There is a light at the end of our parenting tunnel. Our role as mothers has changed more rapidly than their height marks on the wall or the rate at which they have out grown their shoes. Our job has become more supervisory and less line worker. We are tapping the wheel along as they begin their adult lives.
Now for the hard stuff. Fair warning. What follows may rub some the wrong way, sound like blasphemy, or be difficult to comprehend. React. Rant. But pay attention anyway. The message is important and directed to any parents who may be prone to forsaking themselves for the sake of their children.
My children’s existence has brought countless moments of both joy and aggravation in the past 20 plus years. They are fantastically amazing and incredible people whose beings occupy every inch of my heart and soul.

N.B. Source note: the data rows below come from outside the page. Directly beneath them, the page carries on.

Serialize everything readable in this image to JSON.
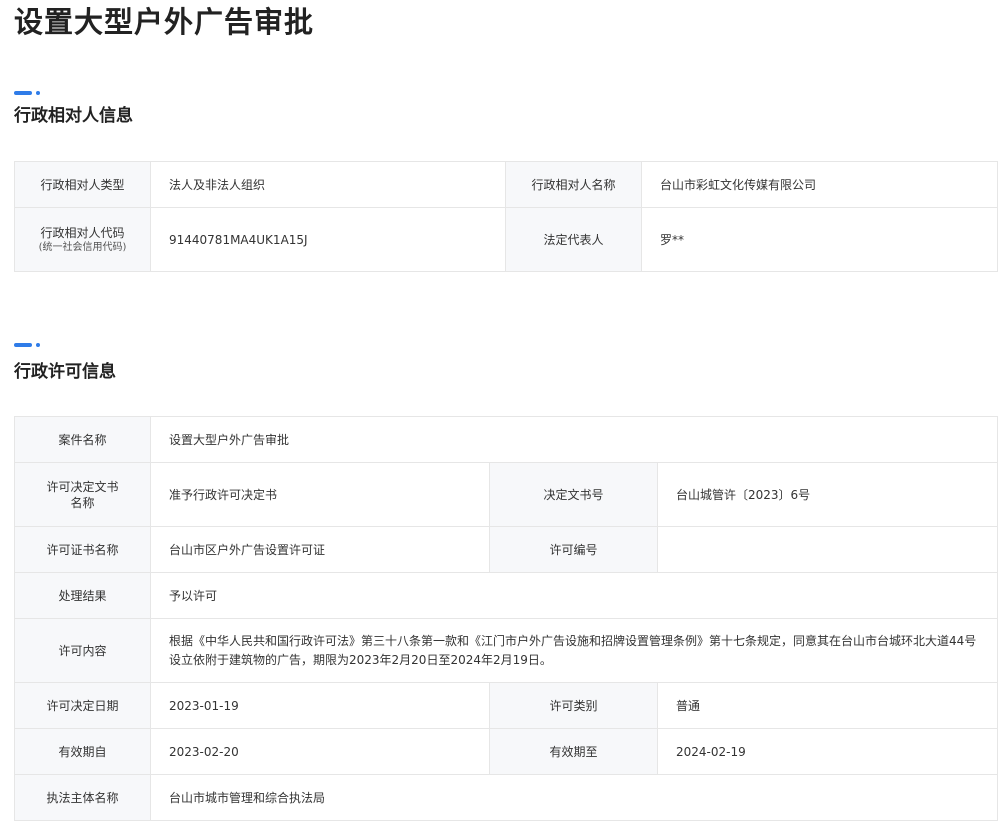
{
  "page": {
    "title": "设置大型户外广告审批"
  },
  "party_section": {
    "title": "行政相对人信息",
    "rows": [
      {
        "l1": "行政相对人类型",
        "v1": "法人及非法人组织",
        "l2": "行政相对人名称",
        "v2": "台山市彩虹文化传媒有限公司"
      },
      {
        "l1": "行政相对人代码",
        "l1_sub": "(统一社会信用代码)",
        "v1": "91440781MA4UK1A15J",
        "l2": "法定代表人",
        "v2": "罗**"
      }
    ]
  },
  "permit_section": {
    "title": "行政许可信息",
    "case_name_label": "案件名称",
    "case_name": "设置大型户外广告审批",
    "decision_doc_name_label": "许可决定文书名称",
    "decision_doc_name": "准予行政许可决定书",
    "decision_doc_no_label": "决定文书号",
    "decision_doc_no": "台山城管许〔2023〕6号",
    "cert_name_label": "许可证书名称",
    "cert_name": "台山市区户外广告设置许可证",
    "permit_no_label": "许可编号",
    "permit_no": "",
    "result_label": "处理结果",
    "result": "予以许可",
    "content_label": "许可内容",
    "content": "根据《中华人民共和国行政许可法》第三十八条第一款和《江门市户外广告设施和招牌设置管理条例》第十七条规定，同意其在台山市台城环北大道44号设立依附于建筑物的广告，期限为2023年2月20日至2024年2月19日。",
    "decision_date_label": "许可决定日期",
    "decision_date": "2023-01-19",
    "category_label": "许可类别",
    "category": "普通",
    "valid_from_label": "有效期自",
    "valid_from": "2023-02-20",
    "valid_to_label": "有效期至",
    "valid_to": "2024-02-19",
    "authority_label": "执法主体名称",
    "authority": "台山市城市管理和综合执法局"
  },
  "colors": {
    "accent": "#2f7ce8",
    "label_bg": "#f7f8fa",
    "border": "#e6e6e6"
  }
}
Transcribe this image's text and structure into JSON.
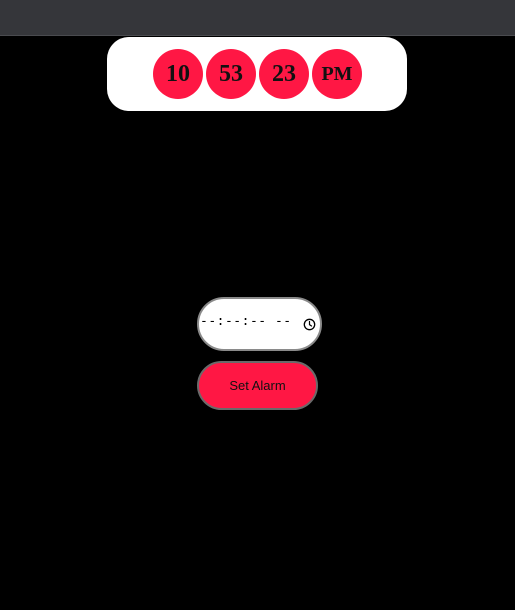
{
  "clock": {
    "hours": "10",
    "minutes": "53",
    "seconds": "23",
    "period": "PM"
  },
  "alarm": {
    "time_placeholder": "--:--:-- --",
    "time_icon": "clock-icon",
    "set_button_label": "Set Alarm"
  },
  "colors": {
    "accent": "#ff1744",
    "background": "#000000",
    "card": "#ffffff",
    "browser_bar": "#35363a"
  }
}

But I have a confession to make.
My kids may be my heart and soul, but they are not my life. Cue the gasps. The prevailing theory is that terrible parents fail to put their children first. Parents who practice self-care are often considered selfish or disconnected. Giving up your life for the sake of children is seen as a necessary part of being a good parent.
Life Before Children
Can you remember what life was like before children? It is difficult isn’t it? Parenting feels like a wearing a suit made of mushy cheerios while riding in a bullet train moving along a curvy track. It is expected for parents to focus every thought, effort, and action towards the bundles of joy we brought forth in to the world.
What happens when a parent discovers they are not living authentically and need to direct their thoughts, efforts, and action toward themselves? Many women who come out later in life struggle with the impact their actions will have on their children and are overwhelmed by the guilt and responsibility associated with such a huge change.
There is no manual or set of rules for deciding how or when the perfect time to break up a family should happen. It is hard. Every minute. However, the more difficult, damaging, and dark choice was not to be authentic.
Concern for their children is the most common reason why women question, doubt, or repress their authentic selves. Defeat.
Ideally, a healthy family allows decisions to be made that benefit the individual family members as well as the whole. Imagine the horror associated with a mother having the audacity to figure out they are gay after being married and having kids. How dare they?
The fear of hurting a child is understandable. No parent embraces any harm that is directed at their child. “I don’t care if my kids get hurt” said no parent ever.
A Mother’s Love
As mothers we would gladly jump in front of a bus or a bullet to save our child from danger and physical harm. Protecting their emotional and mental well-being at our own expense may sound like a noble venture, but the long term impact is not constructive or healthy for any one.
Sacrificing my own needs and authenticity for the sake of everyone else was tempting but not the answer. My sexual orientation, if not acknowledged, was going to affect the whole exponentially. The happy family formula which encourages parents, especially mothers, to suck it up for the sake of the kids is flawed. In the quest to stay comfortable, fear wins.
Putting your own needs and authenticity on the back burner during the parenting years is a dangerous practice. Selflessness, while virtuous, should never involve rejecting your own inner being and giving up your right to happiness and peace.
No matter how hard I tried, I could not put the toothpaste back in to the tube or “unknow” the information. Sooner or later the truth will keep pulling at your pant leg like an impatient toddler in the grocery store line demanding attention.
Becoming a better parent required total honesty and a willingness to step in to the fear. Stepping in and accepting my right to live my truth helped lessen the guilt and freed us to move forward toward a beautiful new normal. I know it is easier said than done while in the midst of the storm but remember no one is stronger or more capable of doing the impossible than a mom on a mission.
The goal of creating the most comfortable life for everyone else diminishes our own self-worth and creates more issues than it remedies. Feeling unfulfilled and stuck is a miserable way to exist. My coming out journey confirmed that giving yourself permission to live authentically does not cause irreparable harm to a child.
If the thought of putting yourself first makes your heart race and brain hurt, you are not alone. Look within and trust what you know. To those who are struggling I offer this advice. Consider the notion that offering the best version of yourself to your child is the greatest act of love possible.
Will they be upset? Probably. Will they need reassurance, kisses, and hugs while they work through their emotions? Absolutely. Will you be able to offer those things if you are feeling guilty, ashamed, or afraid? Definitely not.
Take a deep breath and remember authenticity and peace are louder than fear and guilt. Think about who you are apart from your children. Eventually they grow up and leave the nest. Then what? The empty nest will not feel so lonely or sad if you are at peace with who you are. There is no better time than the present.